The Burlington/Transition Services Project: A current project to engage young people with disabilities in meaningful work opportunities by enforcing their rights to private services when school system personnel fail to provide individualized, results-oriented work training.
Immigration and Human Rights Clinic
Busy Semester! It has been a very busy semester for the UDC Immigration and Human Rights Clinic! Since we returned to school in January, the ten students enrolled in the Clinic seminar and the six students enrolled in Extended Clinic have been working on two cases that are set for trial this semester in the Arlington Immigration Court; one case that is currently pending before the Board of Immigration Appeals (BIA); and an additional case that is before the United States Court of Appeals for the Fourth Circuit.
Termination of Proceedings: In February, two of our students currently enrolled in the Clinic seminar were successful in persuading the government to terminate proceedings initiated against our client seeking to remove him to El Salvador. The client, who arrived in the United States as a Lawful Permanent Resident (LPR) at the age of 13, was put in removal proceedings after a short trip abroad with his family in 2010. The client, a small business owner who is currently in his mid-30s, has no other removable criminal convictions and is the father of a young United States Citizen daughter.
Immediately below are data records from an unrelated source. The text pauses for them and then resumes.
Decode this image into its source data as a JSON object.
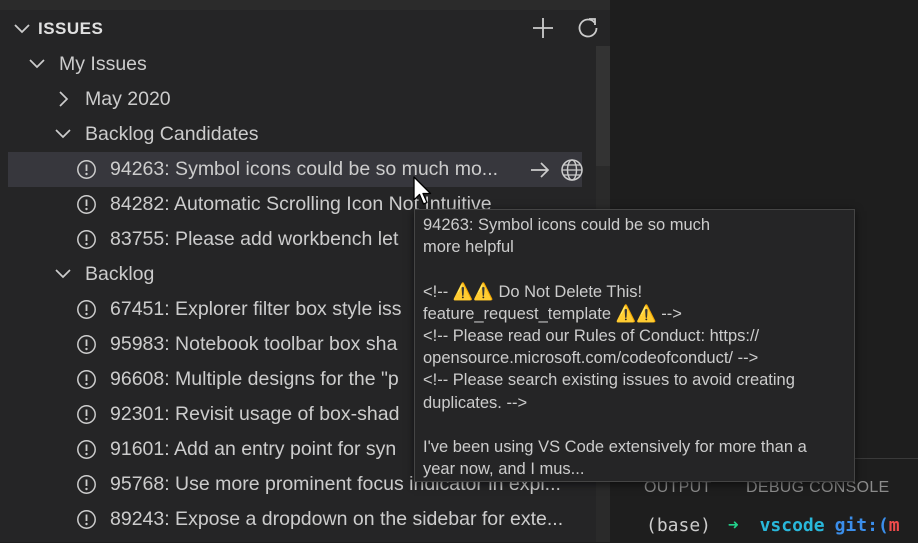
{
  "issues_view": {
    "title": "ISSUES",
    "actions": {
      "add_icon": "plus-icon",
      "refresh_icon": "refresh-icon"
    },
    "query": {
      "label": "My Issues",
      "expanded": true
    },
    "groups": [
      {
        "label": "May 2020",
        "expanded": false
      },
      {
        "label": "Backlog Candidates",
        "expanded": true,
        "issues": [
          {
            "text": "94263: Symbol icons could be so much mo...",
            "selected": true
          },
          {
            "text": "84282: Automatic Scrolling Icon Not Intuitive"
          },
          {
            "text": "83755: Please add workbench let"
          }
        ]
      },
      {
        "label": "Backlog",
        "expanded": true,
        "issues": [
          {
            "text": "67451: Explorer filter box style iss"
          },
          {
            "text": "95983: Notebook toolbar box sha"
          },
          {
            "text": "96608: Multiple designs for the \"p"
          },
          {
            "text": "92301: Revisit usage of box-shad"
          },
          {
            "text": "91601: Add an entry point for syn"
          },
          {
            "text": "95768: Use more prominent focus indicator in expl..."
          },
          {
            "text": "89243: Expose a dropdown on the sidebar for exte..."
          }
        ]
      }
    ],
    "row_actions": {
      "go_to_icon": "arrow-right-icon",
      "open_browser_icon": "globe-icon"
    }
  },
  "tooltip": {
    "lines": [
      "94263: Symbol icons could be so much",
      "more helpful",
      "",
      "<!-- ⚠️⚠️ Do Not Delete This!",
      "feature_request_template ⚠️⚠️ -->",
      "<!-- Please read our Rules of Conduct: https://",
      "opensource.microsoft.com/codeofconduct/ -->",
      "<!-- Please search existing issues to avoid creating",
      "duplicates. -->",
      "",
      "I've been using VS Code extensively for more than a",
      "year now, and I mus..."
    ]
  },
  "panel": {
    "tabs": [
      "OUTPUT",
      "DEBUG CONSOLE"
    ],
    "terminal": {
      "env": "(base)",
      "arrow": "➜",
      "dir": "vscode",
      "git": "git:(",
      "branch_start": "m"
    }
  },
  "colors": {
    "sidebar_bg": "#252526",
    "selected_row": "#37373d",
    "terminal_green": "#23d18b",
    "terminal_cyan": "#29b8db",
    "terminal_blue": "#3b8eea",
    "terminal_red": "#f14c4c"
  }
}
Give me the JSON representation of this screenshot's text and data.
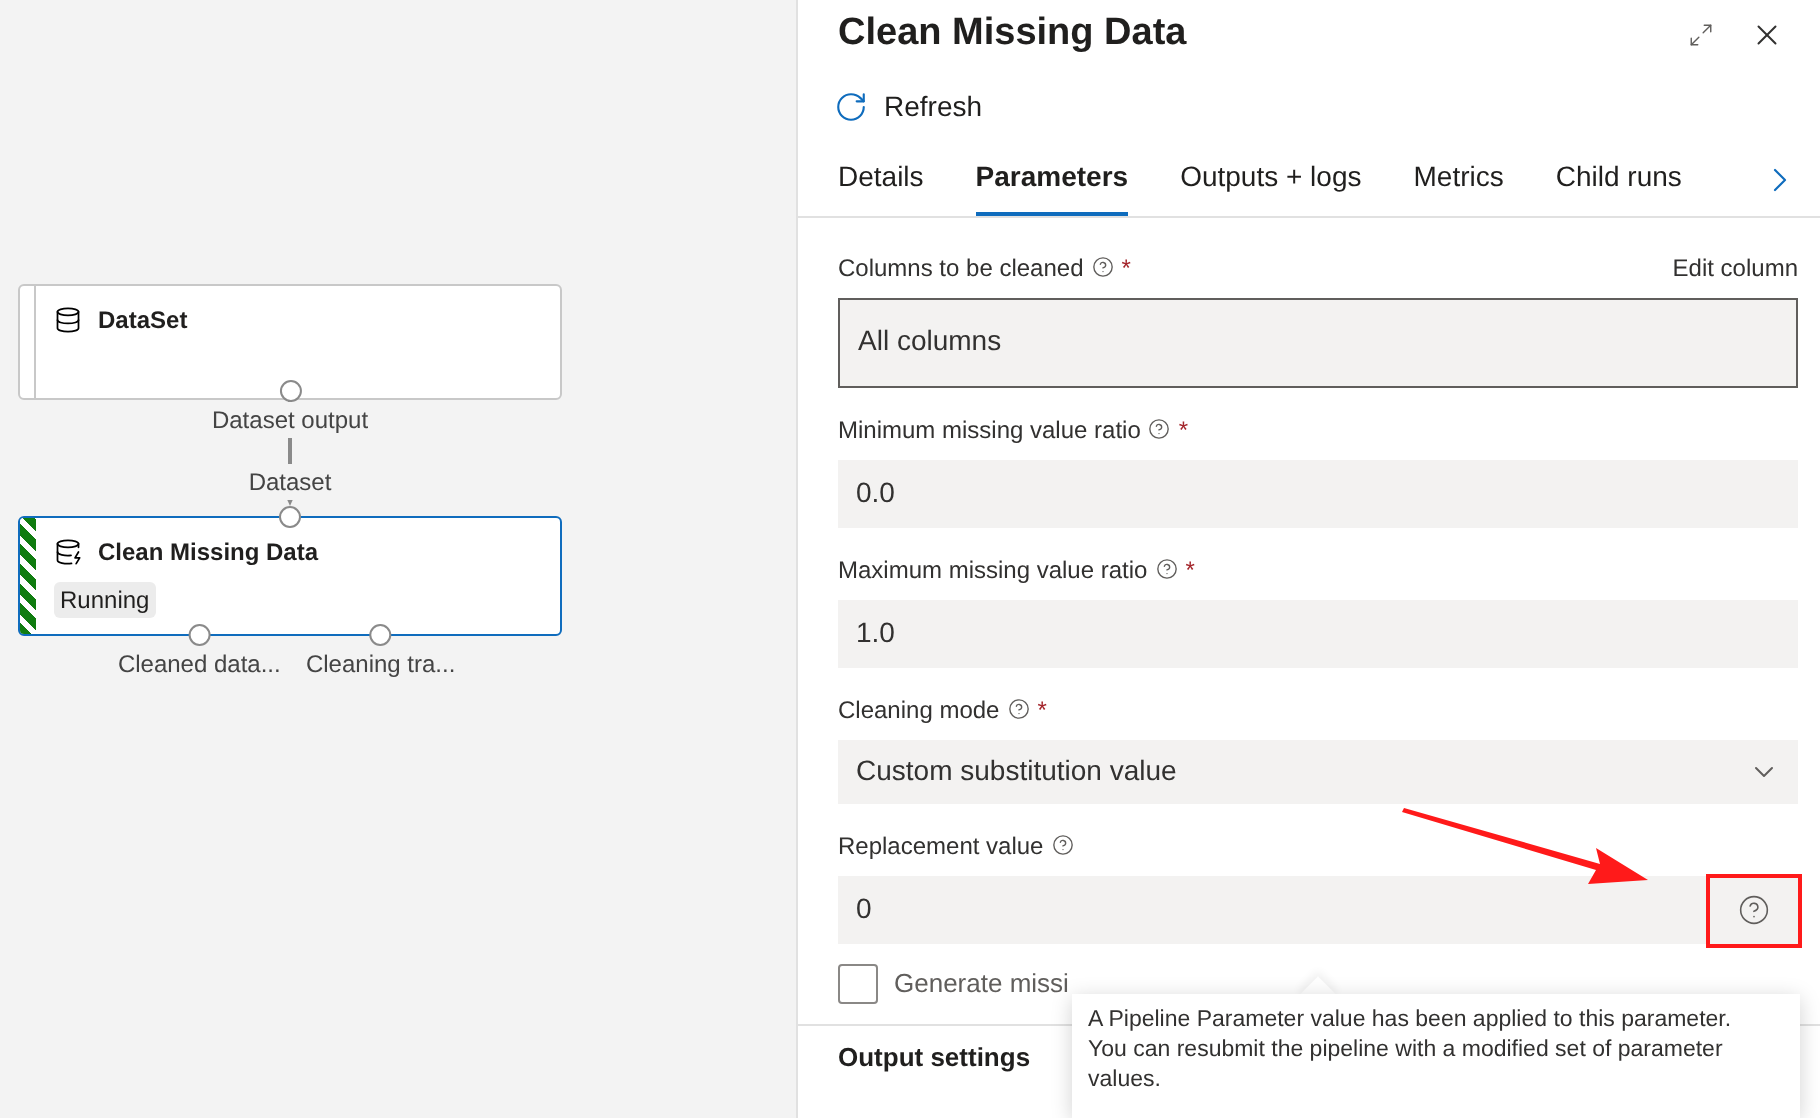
{
  "canvas": {
    "nodes": [
      {
        "title": "DataSet",
        "kind": "dataset",
        "running": false,
        "output_ports": [
          {
            "label": "Dataset output"
          }
        ]
      },
      {
        "title": "Clean Missing Data",
        "kind": "module",
        "running": true,
        "status": "Running",
        "input_ports": [
          {
            "label": "Dataset"
          }
        ],
        "output_ports": [
          {
            "label": "Cleaned data..."
          },
          {
            "label": "Cleaning tra..."
          }
        ]
      }
    ]
  },
  "panel": {
    "title": "Clean Missing Data",
    "refresh": "Refresh",
    "tabs": [
      {
        "label": "Details",
        "selected": false
      },
      {
        "label": "Parameters",
        "selected": true
      },
      {
        "label": "Outputs + logs",
        "selected": false
      },
      {
        "label": "Metrics",
        "selected": false
      },
      {
        "label": "Child runs",
        "selected": false
      }
    ],
    "parameters": [
      {
        "label": "Columns to be cleaned",
        "required_mark": "*",
        "kind": "columns",
        "value": "All columns",
        "link": "Edit column"
      },
      {
        "label": "Minimum missing value ratio",
        "required_mark": "*",
        "kind": "text",
        "value": "0.0"
      },
      {
        "label": "Maximum missing value ratio",
        "required_mark": "*",
        "kind": "text",
        "value": "1.0"
      },
      {
        "label": "Cleaning mode",
        "required_mark": "*",
        "kind": "dropdown",
        "value": "Custom substitution value"
      },
      {
        "label": "Replacement value",
        "kind": "text",
        "value": "0",
        "highlighted": true
      }
    ],
    "checkbox": {
      "label": "Generate missi",
      "checked": false
    },
    "tooltip": "A Pipeline Parameter value has been applied to this parameter. You can resubmit the pipeline with a modified set of parameter values.",
    "section": "Output settings"
  }
}
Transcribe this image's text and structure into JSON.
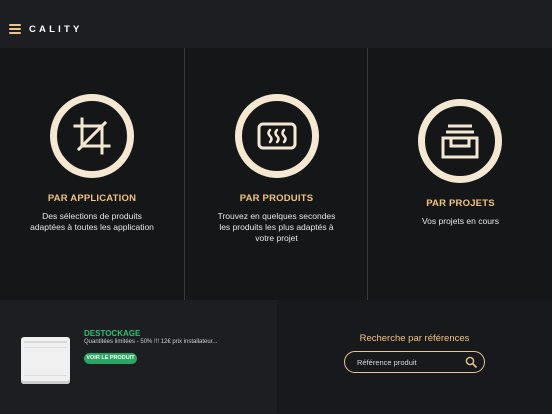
{
  "app": {
    "brand": "CALITY",
    "menu_icon": "hamburger-menu-icon"
  },
  "categories": [
    {
      "title": "PAR APPLICATION",
      "description": "Des sélections de produits adaptées à toutes les application",
      "icon": "crop-icon"
    },
    {
      "title": "PAR PRODUITS",
      "description": "Trouvez en quelques secondes les produits les plus adaptés à votre projet",
      "icon": "heater-icon"
    },
    {
      "title": "PAR PROJETS",
      "description": "Vos projets en cours",
      "icon": "archive-tray-icon"
    }
  ],
  "promo": {
    "title": "DESTOCKAGE",
    "text": "Quantitées limitées - 50% !!! 12€ prix installateur...",
    "button_label": "VOIR LE PRODUIT",
    "image": "radiator-product-image",
    "accent_color": "#2aa563"
  },
  "search": {
    "title": "Recherche par références",
    "placeholder": "Référence produit",
    "icon": "search-icon"
  },
  "colors": {
    "accent": "#f2c37e",
    "ring": "#f4e8d2",
    "background": "#151618"
  }
}
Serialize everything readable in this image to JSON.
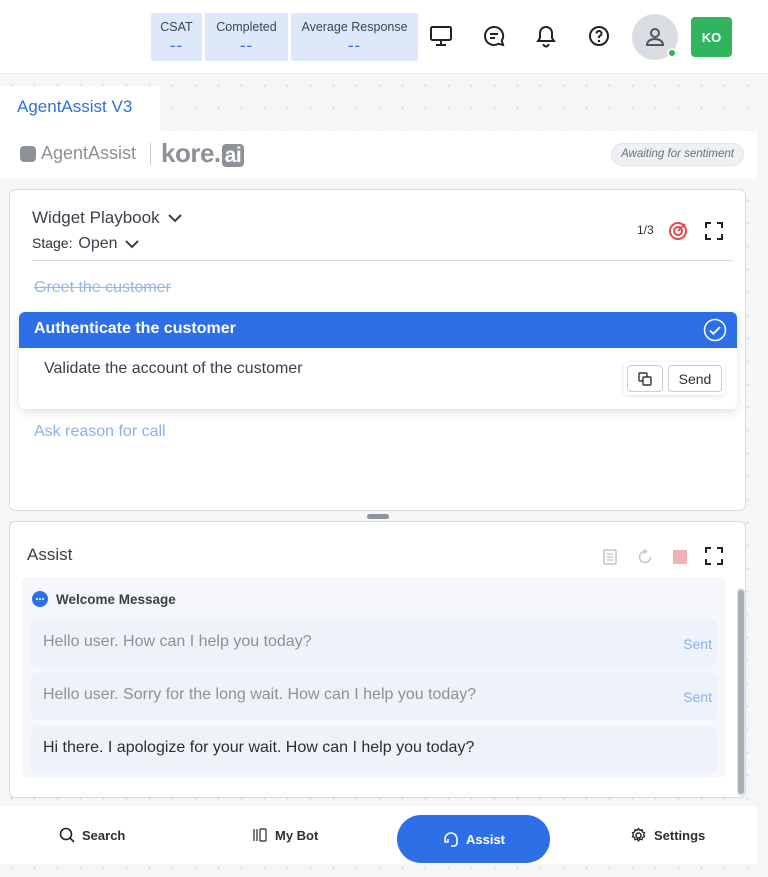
{
  "header": {
    "stats": [
      {
        "label": "CSAT",
        "value": "--"
      },
      {
        "label": "Completed",
        "value": "--"
      },
      {
        "label": "Average Response",
        "value": "--"
      }
    ],
    "avatar_initials": "KO"
  },
  "app_tab": {
    "title": "AgentAssist V3"
  },
  "brand": {
    "product": "AgentAssist",
    "company": "kore",
    "company_suffix": "ai",
    "sentiment_status": "Awaiting for sentiment"
  },
  "playbook": {
    "title": "Widget Playbook",
    "stage_label": "Stage:",
    "stage_value": "Open",
    "step_counter": "1/3",
    "steps": {
      "completed": "Greet the customer",
      "active": {
        "title": "Authenticate the customer",
        "body": "Validate the account of the customer",
        "send_label": "Send"
      },
      "next": "Ask reason for call"
    }
  },
  "assist": {
    "title": "Assist",
    "section_title": "Welcome Message",
    "messages": [
      {
        "text": "Hello user. How can I help you today?",
        "status": "Sent"
      },
      {
        "text": "Hello user. Sorry for the long wait. How can I help you today?",
        "status": "Sent"
      },
      {
        "text": "Hi there. I apologize for your wait. How can I help you today?"
      }
    ]
  },
  "bottom_nav": {
    "items": [
      {
        "label": "Search",
        "icon": "search-icon"
      },
      {
        "label": "My Bot",
        "icon": "bot-icon"
      },
      {
        "label": "Assist",
        "icon": "assist-icon",
        "active": true
      },
      {
        "label": "Settings",
        "icon": "gear-icon"
      }
    ]
  },
  "colors": {
    "primary": "#2d6fe6",
    "online": "#2eb84f",
    "avatar_bg": "#30b55e",
    "stat_bg": "#dde9fb"
  }
}
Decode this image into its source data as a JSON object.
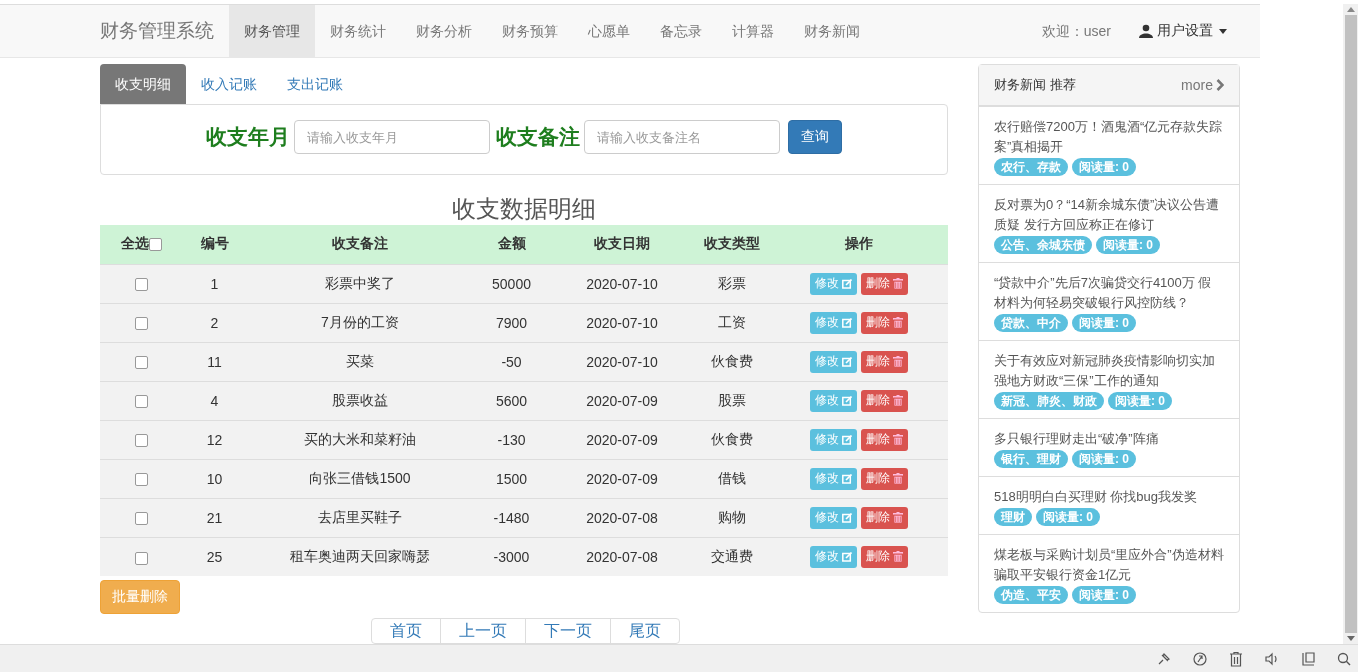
{
  "navbar": {
    "brand": "财务管理系统",
    "items": [
      {
        "label": "财务管理",
        "selected": true
      },
      {
        "label": "财务统计",
        "selected": false
      },
      {
        "label": "财务分析",
        "selected": false
      },
      {
        "label": "财务预算",
        "selected": false
      },
      {
        "label": "心愿单",
        "selected": false
      },
      {
        "label": "备忘录",
        "selected": false
      },
      {
        "label": "计算器",
        "selected": false
      },
      {
        "label": "财务新闻",
        "selected": false
      }
    ],
    "welcome": "欢迎：user",
    "user_menu": "用户设置"
  },
  "tabs": [
    {
      "label": "收支明细",
      "selected": true
    },
    {
      "label": "收入记账",
      "selected": false
    },
    {
      "label": "支出记账",
      "selected": false
    }
  ],
  "search": {
    "month_label": "收支年月",
    "month_placeholder": "请输入收支年月",
    "note_label": "收支备注",
    "note_placeholder": "请输入收支备注名",
    "button": "查询"
  },
  "table": {
    "title": "收支数据明细",
    "select_all": {
      "label": "全选",
      "checked": false
    },
    "columns": [
      "编号",
      "收支备注",
      "金额",
      "收支日期",
      "收支类型",
      "操作"
    ],
    "rows": [
      {
        "checked": false,
        "cells": [
          "1",
          "彩票中奖了",
          "50000",
          "2020-07-10",
          "彩票"
        ],
        "edit": "修改",
        "delete": "删除"
      },
      {
        "checked": false,
        "cells": [
          "2",
          "7月份的工资",
          "7900",
          "2020-07-10",
          "工资"
        ],
        "edit": "修改",
        "delete": "删除"
      },
      {
        "checked": false,
        "cells": [
          "11",
          "买菜",
          "-50",
          "2020-07-10",
          "伙食费"
        ],
        "edit": "修改",
        "delete": "删除"
      },
      {
        "checked": false,
        "cells": [
          "4",
          "股票收益",
          "5600",
          "2020-07-09",
          "股票"
        ],
        "edit": "修改",
        "delete": "删除"
      },
      {
        "checked": false,
        "cells": [
          "12",
          "买的大米和菜籽油",
          "-130",
          "2020-07-09",
          "伙食费"
        ],
        "edit": "修改",
        "delete": "删除"
      },
      {
        "checked": false,
        "cells": [
          "10",
          "向张三借钱1500",
          "1500",
          "2020-07-09",
          "借钱"
        ],
        "edit": "修改",
        "delete": "删除"
      },
      {
        "checked": false,
        "cells": [
          "21",
          "去店里买鞋子",
          "-1480",
          "2020-07-08",
          "购物"
        ],
        "edit": "修改",
        "delete": "删除"
      },
      {
        "checked": false,
        "cells": [
          "25",
          "租车奥迪两天回家嗨瑟",
          "-3000",
          "2020-07-08",
          "交通费"
        ],
        "edit": "修改",
        "delete": "删除"
      }
    ]
  },
  "batch_delete": "批量删除",
  "pagination": [
    "首页",
    "上一页",
    "下一页",
    "尾页"
  ],
  "news": {
    "title": "财务新闻 推荐",
    "more": "more",
    "items": [
      {
        "title": "农行赔偿7200万！酒鬼酒“亿元存款失踪案”真相揭开",
        "tags": "农行、存款",
        "reads": "阅读量: 0"
      },
      {
        "title": "反对票为0？“14新余城东债”决议公告遭质疑 发行方回应称正在修订",
        "tags": "公告、余城东债",
        "reads": "阅读量: 0"
      },
      {
        "title": "“贷款中介”先后7次骗贷交行4100万 假材料为何轻易突破银行风控防线？",
        "tags": "贷款、中介",
        "reads": "阅读量: 0"
      },
      {
        "title": "关于有效应对新冠肺炎疫情影响切实加强地方财政“三保”工作的通知",
        "tags": "新冠、肺炎、财政",
        "reads": "阅读量: 0"
      },
      {
        "title": "多只银行理财走出“破净”阵痛",
        "tags": "银行、理财",
        "reads": "阅读量: 0"
      },
      {
        "title": "518明明白白买理财 你找bug我发奖",
        "tags": "理财",
        "reads": "阅读量: 0"
      },
      {
        "title": "煤老板与采购计划员“里应外合”伪造材料骗取平安银行资金1亿元",
        "tags": "伪造、平安",
        "reads": "阅读量: 0"
      }
    ]
  }
}
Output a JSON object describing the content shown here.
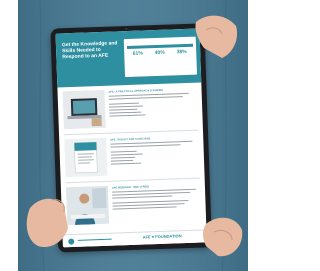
{
  "hero": {
    "title": "Get the Knowledge and Skills Needed to Respond to an AFE"
  },
  "stats": {
    "heading": "",
    "items": [
      {
        "num": "61%",
        "label": ""
      },
      {
        "num": "40%",
        "label": ""
      },
      {
        "num": "38%",
        "label": ""
      }
    ]
  },
  "sections": [
    {
      "title": "AFE: A PRACTICAL APPROACH (COURSE)"
    },
    {
      "title": "AFE TOOLKIT FOR CLINICIANS"
    },
    {
      "title": "AFE WEBINAR: 'OBS' (FREE)"
    }
  ],
  "footer": {
    "logo": "AFE ♥ FOUNDATION"
  },
  "colors": {
    "brand": "#2e8fa0",
    "background": "#ffffff",
    "shirt": "#4a7a93"
  }
}
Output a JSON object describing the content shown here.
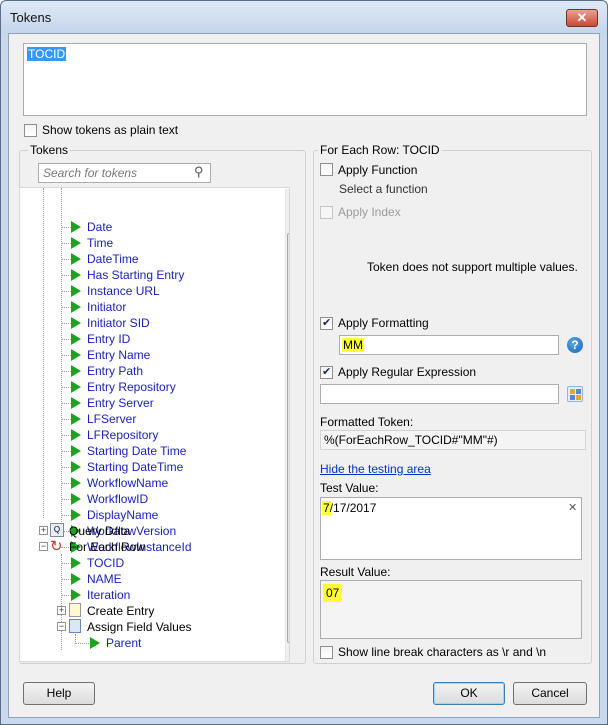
{
  "window": {
    "title": "Tokens",
    "close_glyph": "✕"
  },
  "token_text": "TOCID",
  "show_plain_text_label": "Show tokens as plain text",
  "left_panel": {
    "group_title": "Tokens",
    "search_placeholder": "Search for tokens",
    "tokens": [
      "Date",
      "Time",
      "DateTime",
      "Has Starting Entry",
      "Instance URL",
      "Initiator",
      "Initiator SID",
      "Entry ID",
      "Entry Name",
      "Entry Path",
      "Entry Repository",
      "Entry Server",
      "LFServer",
      "LFRepository",
      "Starting Date Time",
      "Starting DateTime",
      "WorkflowName",
      "WorkflowID",
      "DisplayName",
      "WorkflowVersion",
      "WorkflowInstanceId"
    ],
    "query_data": "Query Data",
    "for_each_row": "For Each Row",
    "for_each_children": [
      "TOCID",
      "NAME",
      "Iteration"
    ],
    "create_entry": "Create Entry",
    "assign_field_values": "Assign Field Values",
    "parent": "Parent"
  },
  "right_panel": {
    "group_title": "For Each Row: TOCID",
    "apply_function_label": "Apply Function",
    "select_function": "Select a function",
    "apply_index_label": "Apply Index",
    "multi_values_note": "Token does not support multiple values.",
    "apply_formatting_label": "Apply Formatting",
    "apply_formatting_checked": true,
    "format_value": "MM",
    "apply_regex_label": "Apply Regular Expression",
    "apply_regex_checked": true,
    "regex_value": "",
    "formatted_token_label": "Formatted Token:",
    "formatted_token_value": "%(ForEachRow_TOCID#\"MM\"#)",
    "hide_testing_link": "Hide the testing area",
    "test_value_label": "Test Value:",
    "test_value": "7/17/2017",
    "clear_glyph": "✕",
    "result_value_label": "Result Value:",
    "result_value": "07",
    "line_break_label": "Show line break characters as \\r and \\n"
  },
  "buttons": {
    "help": "Help",
    "ok": "OK",
    "cancel": "Cancel"
  },
  "colors": {
    "token_link": "#1a22b8",
    "highlight": "#ffff33",
    "link": "#0033cc"
  }
}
The Clinic argued that the basis for our client’s removal – an alleged conviction for possession of marijuana in 1998 – could not be proven by the government, as the criminal records had been destroyed and the Border Patrol agent who interrogated our client about his alleged conviction did not follow proper procedures, rendering our client’s statements about the alleged conviction inadmissible. The Clinic filed several Motions to Terminate our client’s removal proceedings, and on the day of trial, the government attorney stipulated to termination of the case. The client is now home with his family, and is seeking to become a United States Citizen at the earliest possible opportunity. UDC students who worked on this case are Anton Wells, ‘13, Jessica Niesen, ’13, Pesach Klein, ’14 (above right), Steven Williams, ’14, Jeremy Ridgeway, ’14, Jamila Lenard Shand, ’14, and Anna Oguntimein,’15 (left).
Petition for Review: Additionally, the Immigration and Human Rights Clinic is currently litigating a Petition for Review filed in the United States Court of Appeals for the Fourth Circuit on behalf of a client who was ordered removed from the United States in Fall 2013. The client, who was a Lawful Permanent Resident (LPR), arrived in the United States in 1989 after fleeing the civil war in El Salvador. At the client’s trial in Spring 2013 - which was conducted by UDC students Carolina Ramallo, ’14, and Kevin Regan, ’14 – the Immigration Judge ruled that although he determined that our client merited a favorable exercise of discretion, she is statutorily ineligible to receive Cancellation of Removal for Certain Permanent Residents. This is because, despite her residence of long duration in the United States, the Immigration Judge held that she had not accrued sufficient “continuous residence” under the statute. The Board of Immigration Appeals (BIA) affirmed the Immigration Judge’s ruling, and the Clinic filed the Petition for Review on behalf of the client with the Fourth Circuit in Fall 2013. Carolina Ramallo continued to work on the case before the BIA and the Fourth Circuit, along with former UDC Clinic students Myrthala Castillo, ’14, and Felista Njuguna,’14 (right) A decision in the case is expected later this year.